== Problem details ==
Write the entries out again exactly; any picture among them gets left out.

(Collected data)
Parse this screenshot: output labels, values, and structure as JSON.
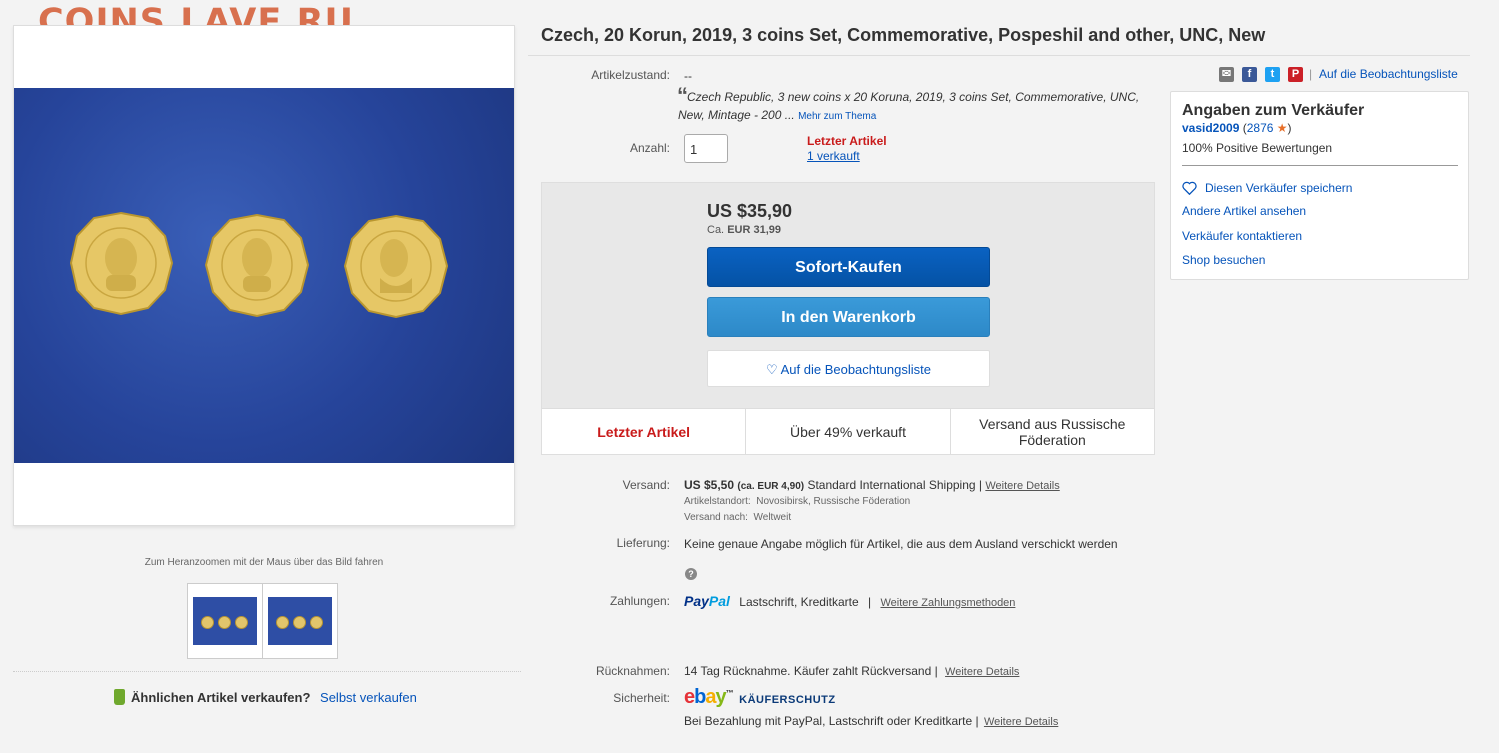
{
  "watermark": "COINS.LAVE.RU",
  "title": "Czech, 20 Korun, 2019, 3 coins Set, Commemorative, Pospeshil and other, UNC, New",
  "gallery": {
    "zoom_hint": "Zum Heranzoomen mit der Maus über das Bild fahren",
    "sell_similar_question": "Ähnlichen Artikel verkaufen?",
    "sell_similar_link": "Selbst verkaufen"
  },
  "condition": {
    "label": "Artikelzustand:",
    "value": "--",
    "quote_mark": "“",
    "description": "Czech Republic, 3 new coins x 20 Koruna, 2019, 3 coins Set, Commemorative, UNC, New, Mintage - 200",
    "ellipsis": "...",
    "more_link": "Mehr zum Thema"
  },
  "quantity": {
    "label": "Anzahl:",
    "value": "1",
    "last_item": "Letzter Artikel",
    "sold": "1 verkauft"
  },
  "buy": {
    "price": "US $35,90",
    "approx_prefix": "Ca.",
    "approx_value": "EUR 31,99",
    "buy_now": "Sofort-Kaufen",
    "add_to_cart": "In den Warenkorb",
    "watch_heart": "♡",
    "watch": "Auf die Beobachtungsliste",
    "stats": [
      "Letzter Artikel",
      "Über 49% verkauft",
      "Versand aus Russische Föderation"
    ]
  },
  "share": {
    "icons": [
      "email-icon",
      "facebook-icon",
      "twitter-icon",
      "pinterest-icon"
    ],
    "facebook_glyph": "f",
    "twitter_glyph": "t",
    "pinterest_glyph": "P",
    "separator": "|",
    "watch_link": "Auf die Beobachtungsliste"
  },
  "seller": {
    "heading": "Angaben zum Verkäufer",
    "name": "vasid2009",
    "score_open": "(",
    "score": "2876",
    "score_close": ")",
    "star": "★",
    "positive": "100% Positive Bewertungen",
    "save": "Diesen Verkäufer speichern",
    "other_items": "Andere Artikel ansehen",
    "contact": "Verkäufer kontaktieren",
    "shop": "Shop besuchen"
  },
  "shipping": {
    "label": "Versand:",
    "price": "US $5,50",
    "approx": "(ca. EUR 4,90)",
    "method": "Standard International Shipping |",
    "details": "Weitere Details",
    "location_label": "Artikelstandort:",
    "location": "Novosibirsk, Russische Föderation",
    "ships_to_label": "Versand nach:",
    "ships_to": "Weltweit"
  },
  "delivery": {
    "label": "Lieferung:",
    "text": "Keine genaue Angabe möglich für Artikel, die aus dem Ausland verschickt werden",
    "help": "?"
  },
  "payment": {
    "label": "Zahlungen:",
    "paypal_pay": "Pay",
    "paypal_pal": "Pal",
    "methods": "Lastschrift,  Kreditkarte",
    "separator": "|",
    "more": "Weitere Zahlungsmethoden"
  },
  "returns": {
    "label": "Rücknahmen:",
    "text": "14 Tag Rücknahme. Käufer zahlt Rückversand |",
    "details": "Weitere Details"
  },
  "security": {
    "label": "Sicherheit:",
    "ebay_letters": [
      "e",
      "b",
      "a",
      "y"
    ],
    "tm": "™",
    "protection": "KÄUFERSCHUTZ",
    "text": "Bei Bezahlung mit PayPal, Lastschrift oder Kreditkarte |",
    "details": "Weitere Details"
  },
  "colors": {
    "accent_link": "#0654ba",
    "buy_now": "#0654ba",
    "cart": "#3498db",
    "alert_red": "#c91b1b",
    "watermark": "#d8704e"
  }
}
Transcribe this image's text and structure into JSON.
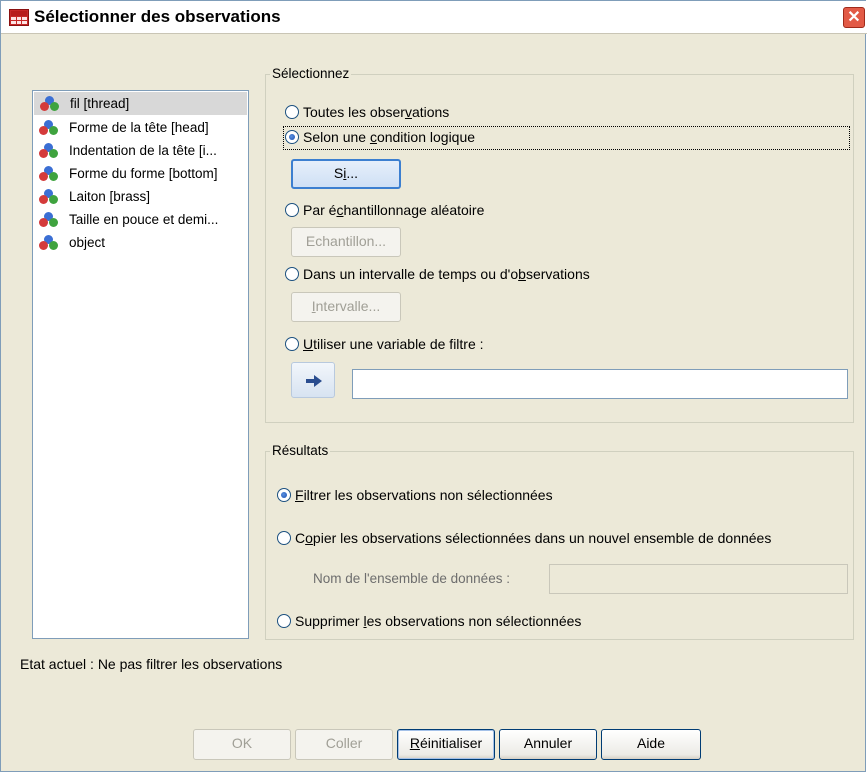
{
  "window": {
    "title": "Sélectionner des observations",
    "close_glyph": "✕"
  },
  "variables": [
    {
      "label": "fil [thread]",
      "icon": "nominal-variable-icon",
      "selected": true
    },
    {
      "label": "Forme de la tête [head]",
      "icon": "nominal-variable-icon"
    },
    {
      "label": "Indentation de la tête [i...",
      "icon": "nominal-variable-icon"
    },
    {
      "label": "Forme du forme [bottom]",
      "icon": "nominal-variable-icon"
    },
    {
      "label": "Laiton [brass]",
      "icon": "nominal-variable-icon"
    },
    {
      "label": "Taille en pouce et demi...",
      "icon": "nominal-variable-icon"
    },
    {
      "label": "object",
      "icon": "nominal-variable-icon"
    }
  ],
  "select_group": {
    "legend": "Sélectionnez",
    "options": {
      "all": {
        "label_pre": "Toutes les obser",
        "label_u": "v",
        "label_post": "ations",
        "checked": false
      },
      "condition": {
        "label_pre": "Selon une ",
        "label_u": "c",
        "label_post": "ondition logique",
        "checked": true
      },
      "random": {
        "label_pre": "Par é",
        "label_u": "c",
        "label_post": "hantillonnage aléatoire",
        "checked": false
      },
      "range": {
        "label_pre": "Dans un intervalle de temps ou d'o",
        "label_u": "b",
        "label_post": "servations",
        "checked": false
      },
      "filter": {
        "label_pre": "",
        "label_u": "U",
        "label_post": "tiliser une variable de filtre :",
        "checked": false
      }
    },
    "if_button": {
      "label_pre": "S",
      "label_u": "i",
      "label_post": "..."
    },
    "sample_button": {
      "label": "Echantillon..."
    },
    "range_button": {
      "label_pre": "",
      "label_u": "I",
      "label_post": "ntervalle..."
    },
    "filter_variable_value": ""
  },
  "output_group": {
    "legend": "Résultats",
    "options": {
      "filter": {
        "label_pre": "",
        "label_u": "F",
        "label_post": "iltrer les observations non sélectionnées",
        "checked": true
      },
      "copy": {
        "label_pre": "C",
        "label_u": "o",
        "label_post": "pier les observations sélectionnées dans un nouvel ensemble de données",
        "checked": false
      },
      "delete": {
        "label_pre": "Supprimer ",
        "label_u": "l",
        "label_post": "es observations non sélectionnées",
        "checked": false
      }
    },
    "dataset_name_label": "Nom de l'ensemble de données :",
    "dataset_name_value": ""
  },
  "status_text": "Etat actuel : Ne pas filtrer les observations",
  "buttons": {
    "ok": "OK",
    "paste": "Coller",
    "reset_pre": "",
    "reset_u": "R",
    "reset_post": "éinitialiser",
    "cancel": "Annuler",
    "help": "Aide"
  }
}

== Problem solution ==
Parse this screenshot: output labels, values, and structure as JSON.
{
  "watermark": "COINS.LAVE.RU",
  "title": "Czech, 20 Korun, 2019, 3 coins Set, Commemorative, Pospeshil and other, UNC, New",
  "gallery": {
    "zoom_hint": "Zum Heranzoomen mit der Maus über das Bild fahren",
    "sell_similar_question": "Ähnlichen Artikel verkaufen?",
    "sell_similar_link": "Selbst verkaufen"
  },
  "condition": {
    "label": "Artikelzustand:",
    "value": "--",
    "quote_mark": "“",
    "description": "Czech Republic, 3 new coins x 20 Koruna, 2019, 3 coins Set, Commemorative, UNC, New, Mintage - 200",
    "ellipsis": "...",
    "more_link": "Mehr zum Thema"
  },
  "quantity": {
    "label": "Anzahl:",
    "value": "1",
    "last_item": "Letzter Artikel",
    "sold": "1 verkauft"
  },
  "buy": {
    "price": "US $35,90",
    "approx_prefix": "Ca.",
    "approx_value": "EUR 31,99",
    "buy_now": "Sofort-Kaufen",
    "add_to_cart": "In den Warenkorb",
    "watch_heart": "♡",
    "watch": "Auf die Beobachtungsliste",
    "stats": [
      "Letzter Artikel",
      "Über 49% verkauft",
      "Versand aus Russische Föderation"
    ]
  },
  "share": {
    "icons": [
      "email-icon",
      "facebook-icon",
      "twitter-icon",
      "pinterest-icon"
    ],
    "facebook_glyph": "f",
    "twitter_glyph": "t",
    "pinterest_glyph": "P",
    "separator": "|",
    "watch_link": "Auf die Beobachtungsliste"
  },
  "seller": {
    "heading": "Angaben zum Verkäufer",
    "name": "vasid2009",
    "score_open": "(",
    "score": "2876",
    "score_close": ")",
    "star": "★",
    "positive": "100% Positive Bewertungen",
    "save": "Diesen Verkäufer speichern",
    "other_items": "Andere Artikel ansehen",
    "contact": "Verkäufer kontaktieren",
    "shop": "Shop besuchen"
  },
  "shipping": {
    "label": "Versand:",
    "price": "US $5,50",
    "approx": "(ca. EUR 4,90)",
    "method": "Standard International Shipping |",
    "details": "Weitere Details",
    "location_label": "Artikelstandort:",
    "location": "Novosibirsk, Russische Föderation",
    "ships_to_label": "Versand nach:",
    "ships_to": "Weltweit"
  },
  "delivery": {
    "label": "Lieferung:",
    "text": "Keine genaue Angabe möglich für Artikel, die aus dem Ausland verschickt werden",
    "help": "?"
  },
  "payment": {
    "label": "Zahlungen:",
    "paypal_pay": "Pay",
    "paypal_pal": "Pal",
    "methods": "Lastschrift,  Kreditkarte",
    "separator": "|",
    "more": "Weitere Zahlungsmethoden"
  },
  "returns": {
    "label": "Rücknahmen:",
    "text": "14 Tag Rücknahme. Käufer zahlt Rückversand |",
    "details": "Weitere Details"
  },
  "security": {
    "label": "Sicherheit:",
    "ebay_letters": [
      "e",
      "b",
      "a",
      "y"
    ],
    "tm": "™",
    "protection": "KÄUFERSCHUTZ",
    "text": "Bei Bezahlung mit PayPal, Lastschrift oder Kreditkarte |",
    "details": "Weitere Details"
  },
  "colors": {
    "accent_link": "#0654ba",
    "buy_now": "#0654ba",
    "cart": "#3498db",
    "alert_red": "#c91b1b",
    "watermark": "#d8704e"
  }
}
Transcribe this image's text and structure into JSON.
{
  "window": {
    "title": "Sélectionner des observations",
    "close_glyph": "✕"
  },
  "variables": [
    {
      "label": "fil [thread]",
      "icon": "nominal-variable-icon",
      "selected": true
    },
    {
      "label": "Forme de la tête [head]",
      "icon": "nominal-variable-icon"
    },
    {
      "label": "Indentation de la tête [i...",
      "icon": "nominal-variable-icon"
    },
    {
      "label": "Forme du forme [bottom]",
      "icon": "nominal-variable-icon"
    },
    {
      "label": "Laiton [brass]",
      "icon": "nominal-variable-icon"
    },
    {
      "label": "Taille en pouce et demi...",
      "icon": "nominal-variable-icon"
    },
    {
      "label": "object",
      "icon": "nominal-variable-icon"
    }
  ],
  "select_group": {
    "legend": "Sélectionnez",
    "options": {
      "all": {
        "label_pre": "Toutes les obser",
        "label_u": "v",
        "label_post": "ations",
        "checked": false
      },
      "condition": {
        "label_pre": "Selon une ",
        "label_u": "c",
        "label_post": "ondition logique",
        "checked": true
      },
      "random": {
        "label_pre": "Par é",
        "label_u": "c",
        "label_post": "hantillonnage aléatoire",
        "checked": false
      },
      "range": {
        "label_pre": "Dans un intervalle de temps ou d'o",
        "label_u": "b",
        "label_post": "servations",
        "checked": false
      },
      "filter": {
        "label_pre": "",
        "label_u": "U",
        "label_post": "tiliser une variable de filtre :",
        "checked": false
      }
    },
    "if_button": {
      "label_pre": "S",
      "label_u": "i",
      "label_post": "..."
    },
    "sample_button": {
      "label": "Echantillon..."
    },
    "range_button": {
      "label_pre": "",
      "label_u": "I",
      "label_post": "ntervalle..."
    },
    "filter_variable_value": ""
  },
  "output_group": {
    "legend": "Résultats",
    "options": {
      "filter": {
        "label_pre": "",
        "label_u": "F",
        "label_post": "iltrer les observations non sélectionnées",
        "checked": true
      },
      "copy": {
        "label_pre": "C",
        "label_u": "o",
        "label_post": "pier les observations sélectionnées dans un nouvel ensemble de données",
        "checked": false
      },
      "delete": {
        "label_pre": "Supprimer ",
        "label_u": "l",
        "label_post": "es observations non sélectionnées",
        "checked": false
      }
    },
    "dataset_name_label": "Nom de l'ensemble de données :",
    "dataset_name_value": ""
  },
  "status_text": "Etat actuel : Ne pas filtrer les observations",
  "buttons": {
    "ok": "OK",
    "paste": "Coller",
    "reset_pre": "",
    "reset_u": "R",
    "reset_post": "éinitialiser",
    "cancel": "Annuler",
    "help": "Aide"
  }
}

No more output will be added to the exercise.